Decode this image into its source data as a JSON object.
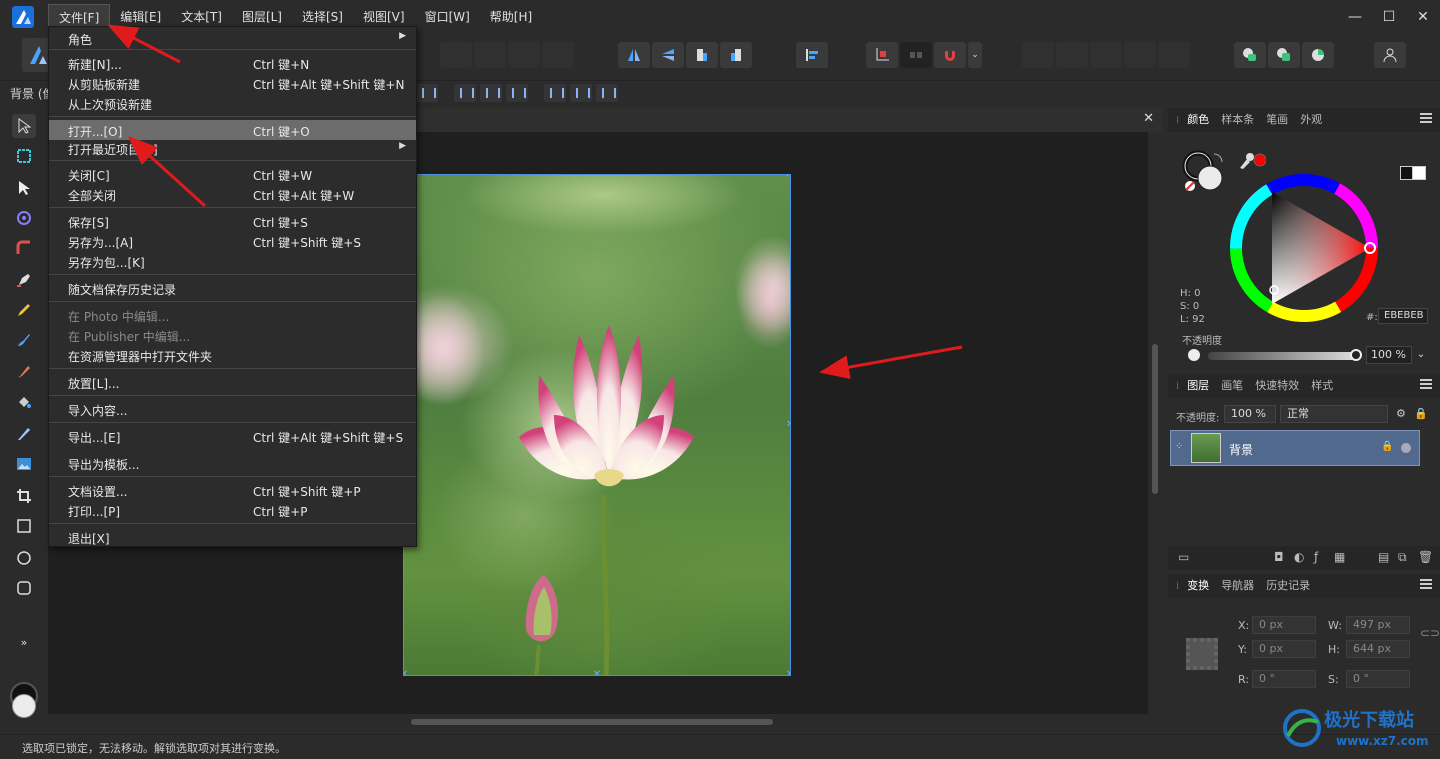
{
  "menubar": {
    "items": [
      "文件[F]",
      "编辑[E]",
      "文本[T]",
      "图层[L]",
      "选择[S]",
      "视图[V]",
      "窗口[W]",
      "帮助[H]"
    ],
    "active_index": 0,
    "window": {
      "minimize": "—",
      "maximize": "☐",
      "close": "✕"
    }
  },
  "context_bar": {
    "label": "背景 (像"
  },
  "file_menu": {
    "items": [
      {
        "label": "角色",
        "shortcut": "",
        "submenu": true,
        "disabled": false,
        "highlighted": false
      },
      {
        "label": "新建[N]...",
        "shortcut": "Ctrl 键+N",
        "submenu": false,
        "disabled": false,
        "highlighted": false
      },
      {
        "label": "从剪贴板新建",
        "shortcut": "Ctrl 键+Alt 键+Shift 键+N",
        "submenu": false,
        "disabled": false,
        "highlighted": false
      },
      {
        "label": "从上次预设新建",
        "shortcut": "",
        "submenu": false,
        "disabled": false,
        "highlighted": false
      },
      {
        "label": "打开...[O]",
        "shortcut": "Ctrl 键+O",
        "submenu": false,
        "disabled": false,
        "highlighted": true
      },
      {
        "label": "打开最近项目[R]",
        "shortcut": "",
        "submenu": true,
        "disabled": false,
        "highlighted": false
      },
      {
        "label": "关闭[C]",
        "shortcut": "Ctrl 键+W",
        "submenu": false,
        "disabled": false,
        "highlighted": false
      },
      {
        "label": "全部关闭",
        "shortcut": "Ctrl 键+Alt 键+W",
        "submenu": false,
        "disabled": false,
        "highlighted": false
      },
      {
        "label": "保存[S]",
        "shortcut": "Ctrl 键+S",
        "submenu": false,
        "disabled": false,
        "highlighted": false
      },
      {
        "label": "另存为...[A]",
        "shortcut": "Ctrl 键+Shift 键+S",
        "submenu": false,
        "disabled": false,
        "highlighted": false
      },
      {
        "label": "另存为包...[K]",
        "shortcut": "",
        "submenu": false,
        "disabled": false,
        "highlighted": false
      },
      {
        "label": "随文档保存历史记录",
        "shortcut": "",
        "submenu": false,
        "disabled": false,
        "highlighted": false
      },
      {
        "label": "在 Photo 中编辑...",
        "shortcut": "",
        "submenu": false,
        "disabled": true,
        "highlighted": false
      },
      {
        "label": "在 Publisher 中编辑...",
        "shortcut": "",
        "submenu": false,
        "disabled": true,
        "highlighted": false
      },
      {
        "label": "在资源管理器中打开文件夹",
        "shortcut": "",
        "submenu": false,
        "disabled": false,
        "highlighted": false
      },
      {
        "label": "放置[L]...",
        "shortcut": "",
        "submenu": false,
        "disabled": false,
        "highlighted": false
      },
      {
        "label": "导入内容...",
        "shortcut": "",
        "submenu": false,
        "disabled": false,
        "highlighted": false
      },
      {
        "label": "导出...[E]",
        "shortcut": "Ctrl 键+Alt 键+Shift 键+S",
        "submenu": false,
        "disabled": false,
        "highlighted": false
      },
      {
        "label": "导出为模板...",
        "shortcut": "",
        "submenu": false,
        "disabled": false,
        "highlighted": false
      },
      {
        "label": "文档设置...",
        "shortcut": "Ctrl 键+Shift 键+P",
        "submenu": false,
        "disabled": false,
        "highlighted": false
      },
      {
        "label": "打印...[P]",
        "shortcut": "Ctrl 键+P",
        "submenu": false,
        "disabled": false,
        "highlighted": false
      },
      {
        "label": "退出[X]",
        "shortcut": "",
        "submenu": false,
        "disabled": false,
        "highlighted": false
      }
    ]
  },
  "color_panel": {
    "tabs": [
      "颜色",
      "样本条",
      "笔画",
      "外观"
    ],
    "h": "H: 0",
    "s": "S: 0",
    "l": "L: 92",
    "hex_label": "#:",
    "hex_value": "EBEBEB",
    "opacity_label": "不透明度",
    "opacity_value": "100 %",
    "fill_color": "#EBEBEB",
    "picker_color": "#ff0000"
  },
  "layers_panel": {
    "tabs": [
      "图层",
      "画笔",
      "快速特效",
      "样式"
    ],
    "opacity_label": "不透明度:",
    "opacity_value": "100 %",
    "blend_mode": "正常",
    "layers": [
      {
        "name": "背景"
      }
    ]
  },
  "transform_panel": {
    "tabs": [
      "变换",
      "导航器",
      "历史记录"
    ],
    "x_label": "X:",
    "x_value": "0 px",
    "y_label": "Y:",
    "y_value": "0 px",
    "w_label": "W:",
    "w_value": "497 px",
    "h_label": "H:",
    "h_value": "644 px",
    "r_label": "R:",
    "r_value": "0 °",
    "s_label": "S:",
    "s_value": "0 °"
  },
  "status_bar": {
    "text": "选取项已锁定，无法移动。解锁选取项对其进行变换。"
  },
  "watermark": {
    "title": "极光下载站",
    "url": "www.xz7.com"
  },
  "colors": {
    "accent": "#4a90e2",
    "selected_layer": "#51698d",
    "annotation_arrow": "#e01b1b"
  }
}
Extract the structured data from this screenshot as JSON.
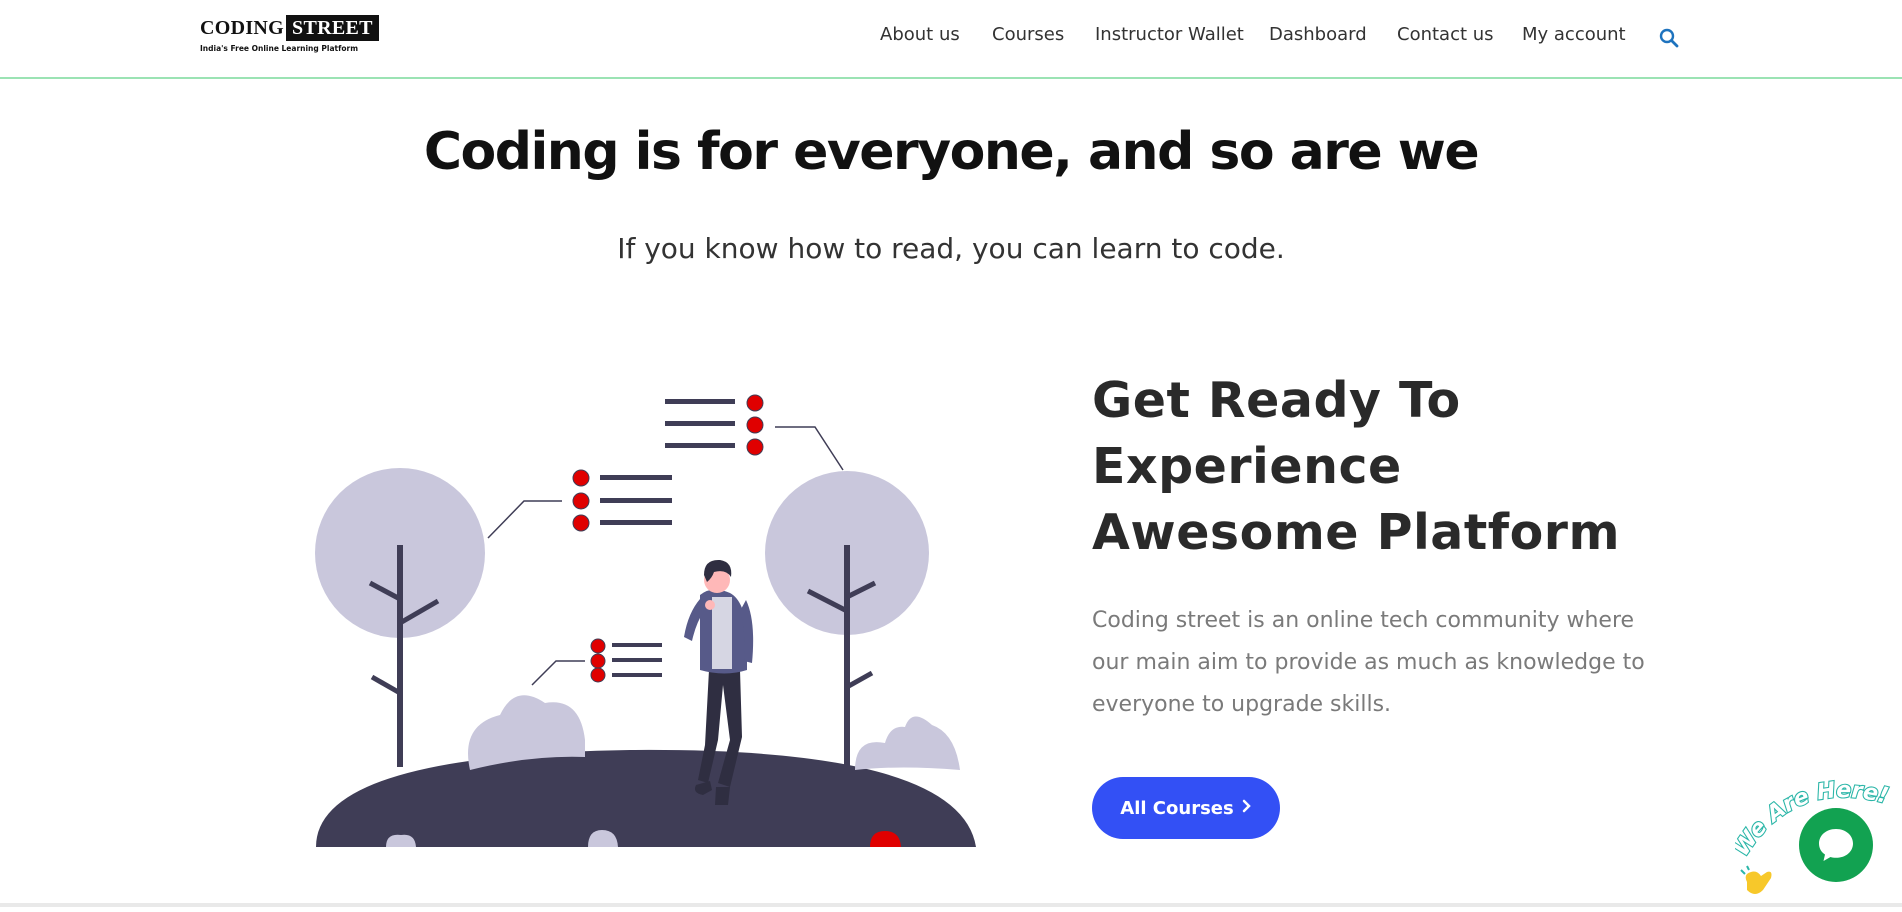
{
  "logo": {
    "coding": "CODING",
    "street": "STREET",
    "tagline": "India's Free Online Learning Platform"
  },
  "nav": {
    "items": [
      "About us",
      "Courses",
      "Instructor Wallet",
      "Dashboard",
      "Contact us",
      "My account"
    ],
    "search_icon": "search-icon"
  },
  "hero": {
    "title": "Coding is for everyone, and so are we",
    "subtitle": "If you know how to read, you can learn to code."
  },
  "feature": {
    "title_lines": [
      "Get Ready To",
      "Experience",
      "Awesome Platform"
    ],
    "description": "Coding street is an online tech community where our main aim to provide as much as knowledge to everyone to upgrade skills.",
    "button_label": "All Courses",
    "button_icon": "chevron-right-icon"
  },
  "chat": {
    "label": "We Are Here!",
    "icon": "chat-icon"
  },
  "colors": {
    "accent_blue": "#3350f5",
    "chat_green": "#12a251",
    "header_border": "#9be3b4",
    "illustration_dark": "#3f3d56",
    "illustration_light": "#c9c7dc",
    "illustration_red": "#e00000"
  }
}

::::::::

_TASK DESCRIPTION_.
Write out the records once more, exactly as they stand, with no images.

_SOLVED EXERCISE_.
Decode this image into its source data as a JSON object.
{
  "menubar": {
    "items": [
      "文件[F]",
      "编辑[E]",
      "文本[T]",
      "图层[L]",
      "选择[S]",
      "视图[V]",
      "窗口[W]",
      "帮助[H]"
    ],
    "active_index": 0,
    "window": {
      "minimize": "—",
      "maximize": "☐",
      "close": "✕"
    }
  },
  "context_bar": {
    "label": "背景 (像"
  },
  "file_menu": {
    "items": [
      {
        "label": "角色",
        "shortcut": "",
        "submenu": true,
        "disabled": false,
        "highlighted": false
      },
      {
        "label": "新建[N]...",
        "shortcut": "Ctrl 键+N",
        "submenu": false,
        "disabled": false,
        "highlighted": false
      },
      {
        "label": "从剪贴板新建",
        "shortcut": "Ctrl 键+Alt 键+Shift 键+N",
        "submenu": false,
        "disabled": false,
        "highlighted": false
      },
      {
        "label": "从上次预设新建",
        "shortcut": "",
        "submenu": false,
        "disabled": false,
        "highlighted": false
      },
      {
        "label": "打开...[O]",
        "shortcut": "Ctrl 键+O",
        "submenu": false,
        "disabled": false,
        "highlighted": true
      },
      {
        "label": "打开最近项目[R]",
        "shortcut": "",
        "submenu": true,
        "disabled": false,
        "highlighted": false
      },
      {
        "label": "关闭[C]",
        "shortcut": "Ctrl 键+W",
        "submenu": false,
        "disabled": false,
        "highlighted": false
      },
      {
        "label": "全部关闭",
        "shortcut": "Ctrl 键+Alt 键+W",
        "submenu": false,
        "disabled": false,
        "highlighted": false
      },
      {
        "label": "保存[S]",
        "shortcut": "Ctrl 键+S",
        "submenu": false,
        "disabled": false,
        "highlighted": false
      },
      {
        "label": "另存为...[A]",
        "shortcut": "Ctrl 键+Shift 键+S",
        "submenu": false,
        "disabled": false,
        "highlighted": false
      },
      {
        "label": "另存为包...[K]",
        "shortcut": "",
        "submenu": false,
        "disabled": false,
        "highlighted": false
      },
      {
        "label": "随文档保存历史记录",
        "shortcut": "",
        "submenu": false,
        "disabled": false,
        "highlighted": false
      },
      {
        "label": "在 Photo 中编辑...",
        "shortcut": "",
        "submenu": false,
        "disabled": true,
        "highlighted": false
      },
      {
        "label": "在 Publisher 中编辑...",
        "shortcut": "",
        "submenu": false,
        "disabled": true,
        "highlighted": false
      },
      {
        "label": "在资源管理器中打开文件夹",
        "shortcut": "",
        "submenu": false,
        "disabled": false,
        "highlighted": false
      },
      {
        "label": "放置[L]...",
        "shortcut": "",
        "submenu": false,
        "disabled": false,
        "highlighted": false
      },
      {
        "label": "导入内容...",
        "shortcut": "",
        "submenu": false,
        "disabled": false,
        "highlighted": false
      },
      {
        "label": "导出...[E]",
        "shortcut": "Ctrl 键+Alt 键+Shift 键+S",
        "submenu": false,
        "disabled": false,
        "highlighted": false
      },
      {
        "label": "导出为模板...",
        "shortcut": "",
        "submenu": false,
        "disabled": false,
        "highlighted": false
      },
      {
        "label": "文档设置...",
        "shortcut": "Ctrl 键+Shift 键+P",
        "submenu": false,
        "disabled": false,
        "highlighted": false
      },
      {
        "label": "打印...[P]",
        "shortcut": "Ctrl 键+P",
        "submenu": false,
        "disabled": false,
        "highlighted": false
      },
      {
        "label": "退出[X]",
        "shortcut": "",
        "submenu": false,
        "disabled": false,
        "highlighted": false
      }
    ]
  },
  "color_panel": {
    "tabs": [
      "颜色",
      "样本条",
      "笔画",
      "外观"
    ],
    "h": "H: 0",
    "s": "S: 0",
    "l": "L: 92",
    "hex_label": "#:",
    "hex_value": "EBEBEB",
    "opacity_label": "不透明度",
    "opacity_value": "100 %",
    "fill_color": "#EBEBEB",
    "picker_color": "#ff0000"
  },
  "layers_panel": {
    "tabs": [
      "图层",
      "画笔",
      "快速特效",
      "样式"
    ],
    "opacity_label": "不透明度:",
    "opacity_value": "100 %",
    "blend_mode": "正常",
    "layers": [
      {
        "name": "背景"
      }
    ]
  },
  "transform_panel": {
    "tabs": [
      "变换",
      "导航器",
      "历史记录"
    ],
    "x_label": "X:",
    "x_value": "0 px",
    "y_label": "Y:",
    "y_value": "0 px",
    "w_label": "W:",
    "w_value": "497 px",
    "h_label": "H:",
    "h_value": "644 px",
    "r_label": "R:",
    "r_value": "0 °",
    "s_label": "S:",
    "s_value": "0 °"
  },
  "status_bar": {
    "text": "选取项已锁定，无法移动。解锁选取项对其进行变换。"
  },
  "watermark": {
    "title": "极光下载站",
    "url": "www.xz7.com"
  },
  "colors": {
    "accent": "#4a90e2",
    "selected_layer": "#51698d",
    "annotation_arrow": "#e01b1b"
  }
}
Extract the structured data from this screenshot as JSON.
{
  "logo": {
    "coding": "CODING",
    "street": "STREET",
    "tagline": "India's Free Online Learning Platform"
  },
  "nav": {
    "items": [
      "About us",
      "Courses",
      "Instructor Wallet",
      "Dashboard",
      "Contact us",
      "My account"
    ],
    "search_icon": "search-icon"
  },
  "hero": {
    "title": "Coding is for everyone, and so are we",
    "subtitle": "If you know how to read, you can learn to code."
  },
  "feature": {
    "title_lines": [
      "Get Ready To",
      "Experience",
      "Awesome Platform"
    ],
    "description": "Coding street is an online tech community where our main aim to provide as much as knowledge to everyone to upgrade skills.",
    "button_label": "All Courses",
    "button_icon": "chevron-right-icon"
  },
  "chat": {
    "label": "We Are Here!",
    "icon": "chat-icon"
  },
  "colors": {
    "accent_blue": "#3350f5",
    "chat_green": "#12a251",
    "header_border": "#9be3b4",
    "illustration_dark": "#3f3d56",
    "illustration_light": "#c9c7dc",
    "illustration_red": "#e00000"
  }
}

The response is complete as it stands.